Q: Typically there is a limitation for the number of clients per AP.  With AC, is the limitation the same or is this number increased?  If so, by what number?

A: This limit is artificial and set by the vendors.

Q: does density = speed apply in G and N?

A: Yes

Q: What is the range comparison of ac vs n at the 40Mhz band

A: You really can't ever discuss range by itself in wireless - it's always rate-vs.-range. We expect .11ac to exceed .11n in every case here.

Q: How much do you gain with jump in throughput given the overhead comparing 40mhz w/ .n vs .ac?

A: This is in the Table presented in the webinar and slides

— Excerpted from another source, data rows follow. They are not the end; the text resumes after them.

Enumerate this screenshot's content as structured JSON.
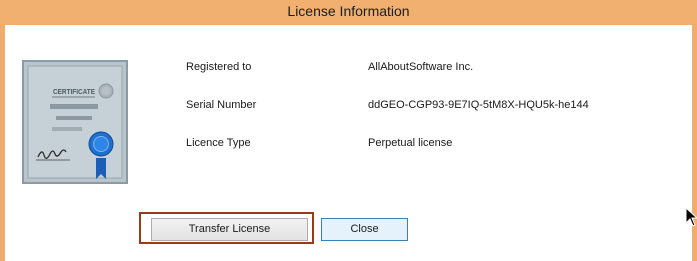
{
  "window": {
    "title": "License Information"
  },
  "certificate": {
    "badge_text": "CERTIFICATE",
    "icon": "certificate-icon"
  },
  "fields": [
    {
      "label": "Registered to",
      "value": "AllAboutSoftware Inc."
    },
    {
      "label": "Serial Number",
      "value": "ddGEO-CGP93-9E7IQ-5tM8X-HQU5k-he144"
    },
    {
      "label": "Licence Type",
      "value": "Perpetual license"
    }
  ],
  "buttons": {
    "transfer_label": "Transfer License",
    "close_label": "Close"
  },
  "colors": {
    "title_bar": "#f1b06f",
    "focus_ring": "#9a3a17",
    "close_button_border": "#3c7fb1"
  }
}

Q: Do those smart phone rates assume 2x2, not 1x1?

A:Most handsets, if not all, will be single-stream.

Q: How should we prepare our campus for when students bring 802.11ac devices to their dorm room.  Suggested configuration settings?

A: It all depends upon how much overall network capacity you have. But there's no harm in setting the maximum speed for all user connections, and then using management features to pritotize class of service if necessary.

Q: Question: Id like to know why 1Gbps from the endpoint, but the wired infrastructure does not necessarily need to be built like for like to support 1Gbps per user.

A: Because the standard (and related marketing) always references peak PHY rates, it's natural to think that these are user data rates. They are not. We usually assume that actual data rates will be between a third and a half of full rated PHY speed, and that's been what we've seen for a very long time. So, no need to worry about exceeding the 1 Gbps switch port limit.

Q: Can I mix an 802.11n AP and 802.11ac in the same building?


Q: Is .11ac backward compatible with .11b/g?

A: I don't have a copy of the latest draft, but I seem to recall that .11ac will fall back to .11a. It can't fall back to .11b, because .11b is 2.4 GHz. It absolutely will fall back to .11n.

Q: Wondering how I will need to use 80MHz because of capacity. How will I be able to deploy 20 access points with the limited channels available without having channel interference between AP's on the samr channel. Is the solution turning down the power?

A: One thing we didn't discuss is how ARM will deal with this. In general, the management system makes a first pass at these decisions, and then you have to see what it has done. In reality, only two or three 80 MHz. channels can be deployed in any given venue. The point is, though, to use all the channels. Transmit power will be managed by the system, so this can work quite well.

Q: 11ac is only 5GHz?  so max for 2.4GHz is 11n.

Q: Going from 11n to 11ac for a phone indicated going from 150 to 200 Mbps.  But won't the 11n range for 11ac 200Mbps be less than that of 11n?
A: 802.11ac is 5-GHz. only. We generally suggest that deploying two 20-MHz. .11n channels and one 20-MHz. .11g channel (for legacy devices) at 2.4 makes the best use of this spectrum. Range is unclear, but I expect that the rate-vs.-range of .11ac will be at least as good as .11n in every case (at least in part becasue .11ac can fall back to .11n).

Q: During the webinar, you mentioned about "dense ap deployment" or "minimum distance, maximum throughput."  With this in mind, if I were to deploy more APs(dense AP deployments) to increase capacity and throughput, will this lead to more interference on channels since there are a limited number of non-overlap channels?

A: Not necessarily. While it's true that denser AP deployments will have higher levels of co- and adjacent channel interference with static settings, intelligent solutions like ARM will optimize channel assignments and power level settings per AP to avoid that.

Q: How does Aruba AP deal with this increase in interference if any ?  Is this mean I have to reduce the power transmit(EIRP) or use "channel re-use"  by AP in dense AP deployment?

A: Aruba ARM will do this dynamically

On 802.11ac 80MHz channel width, what would be the channel bonding pairs be?  How many 80MHz channels are there in the 5GHz band?

A: In 11ac, the following 80MHz channels are defined (ignoring regulatory restrictions):
-          42: combining channels 36, 40, 44, 48
-          58: combining channels 52, 56, 60, 64
-          102: combining channels 100, 104, 108, 112
-          122: combining channels 116, 120, 124, 128
-          138: combining channels 132, 136, 140, 144 (144 is a new channel introduced in 11ac)
-          155: combining channels 149, 153, 157, 161
Note that in the US (FCC rules), channel 122 is currently not allowed for use and channels 58, 102 and 138 require DFS, leaving 2 VHT80 channels without and 3 with DFS.